He explained: "I couldn't do anything. I couldn't sleep, I couldn't read a book, I couldn't watch a film, I couldn't eat. I was just like, 'What am I meant to do?' I was better off in my own company, so I didn't have the additional worry of someone thinking, 'What's wrong with him?' I removed myself from everything.'
‘The fact is, no matter what experience someone has, your family members are the hardest people [to talk to]… You also have a very different way of interacting with your family than you do with your friends. And actually, I behave like Kevin from 'Kevin & Perry'. I'm the youngest child, so I think that's normal. And they are so tuned into you that they can see what other people can't.
"My mother will see how much I'm eating and know that there's something wrong. She'll see the way that I look at her and know there's something wrong. It's the same with all my family. We are very close. And I think that can be… a challenge. And I do remember feeling that I almost had to say to them, 'I'll be back, but this is a process and it's going to take time for me to recover.'"
James also revealed that he had suicidal thoughts during his battle with depression, although he never took any action.
When asked at a psychiatric hospital if he was having suicidal thoughts, James said: "I remember thinking, 'I might have to answer this one truthfully, because I want them to help me.' So I said, 'Well, actually, yes, but I don't think I'll ever action it.' In my report it said I had suicidal thoughts but wasn't a threat to myself.'
"I couldn't bear to do that to my family or dogs, but it was that moment of like… My mind was going down that route. Because I thought 'you need a way out'. So having Ella [one of his dogs] with me that entire time… I wouldn't say she saved my life because we never got as far as that.

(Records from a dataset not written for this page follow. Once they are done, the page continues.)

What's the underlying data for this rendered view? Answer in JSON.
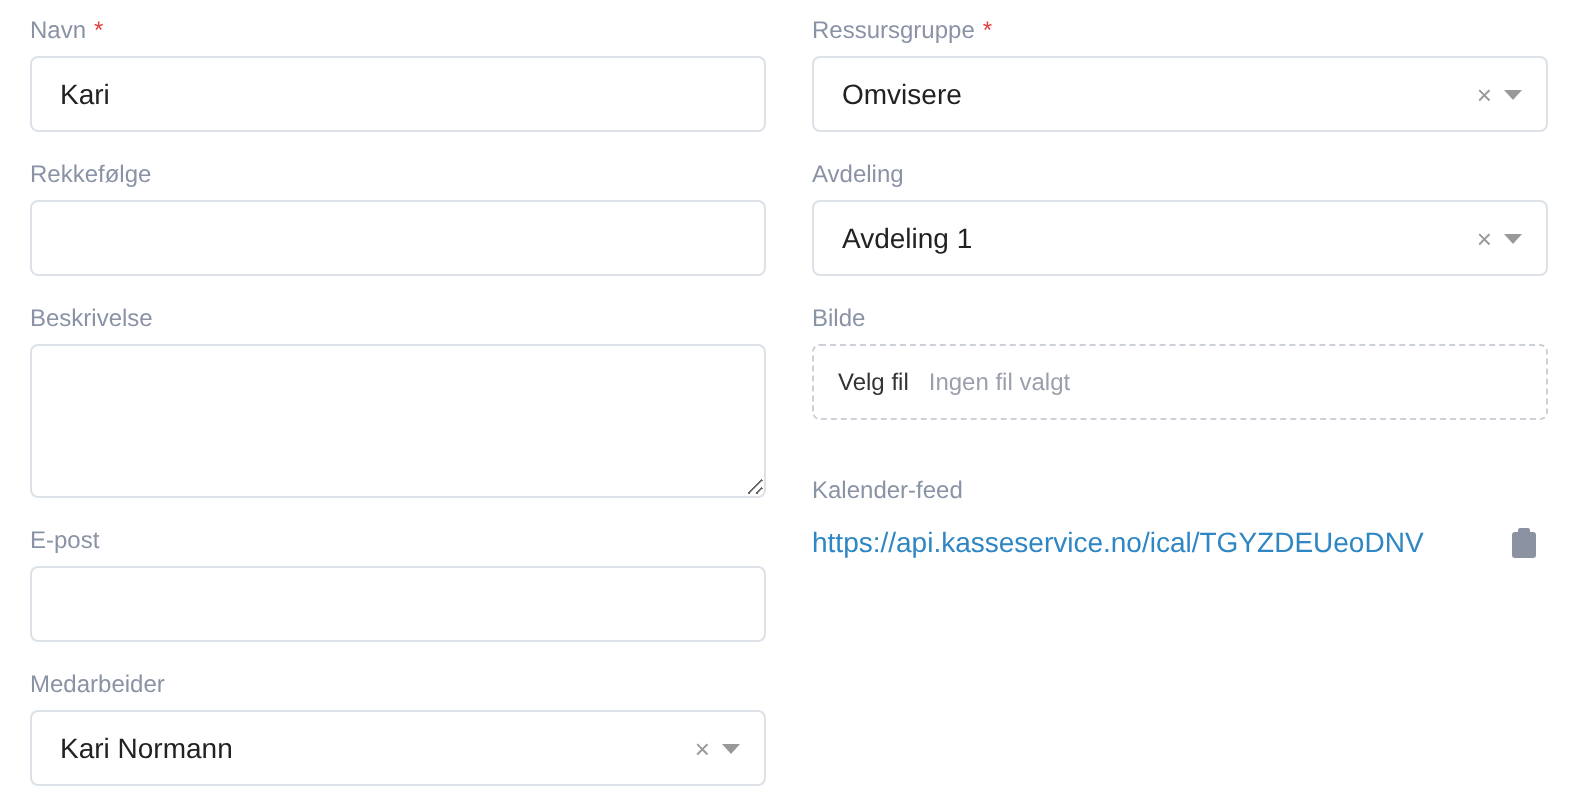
{
  "left_fields": [
    {
      "kind": "text",
      "label": "Navn",
      "required_mark": "*",
      "value": "Kari"
    },
    {
      "kind": "text",
      "label": "Rekkefølge"
    },
    {
      "kind": "textarea",
      "label": "Beskrivelse"
    },
    {
      "kind": "text",
      "label": "E-post"
    },
    {
      "kind": "select",
      "label": "Medarbeider",
      "value": "Kari Normann",
      "clear": "×"
    }
  ],
  "right_fields": [
    {
      "kind": "select",
      "label": "Ressursgruppe",
      "required_mark": "*",
      "value": "Omvisere",
      "clear": "×"
    },
    {
      "kind": "select",
      "label": "Avdeling",
      "value": "Avdeling 1",
      "clear": "×"
    },
    {
      "kind": "file",
      "label": "Bilde",
      "button": "Velg fil",
      "status": "Ingen fil valgt"
    },
    {
      "kind": "feed",
      "label": "Kalender-feed",
      "link": "https://api.kasseservice.no/ical/TGYZDEUeoDNV"
    }
  ]
}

But actually, what I have learnt since having been exposed a bit more to this [mental health] conversation is that suicide is often the word you feel you can't go anywhere near, but to think about it is quite common, and talking about that should not be a taboo."
And despite his struggles, James revealed he is happy he went through a battle with his mental health because it has made him grateful for everything in his life.
He said: "Despite all of it, I'm very pleased that I went through it, because of who I am on the other side… well, it's like a rebirth. I can't remember feeling like it [ever]. This is who I am now. I am conscious that I have not got rid of it [the depression], it's still there. But I'm on top of it, and I'm aware that if I don't work hard at maintaining control of it, then it has the ability to come back."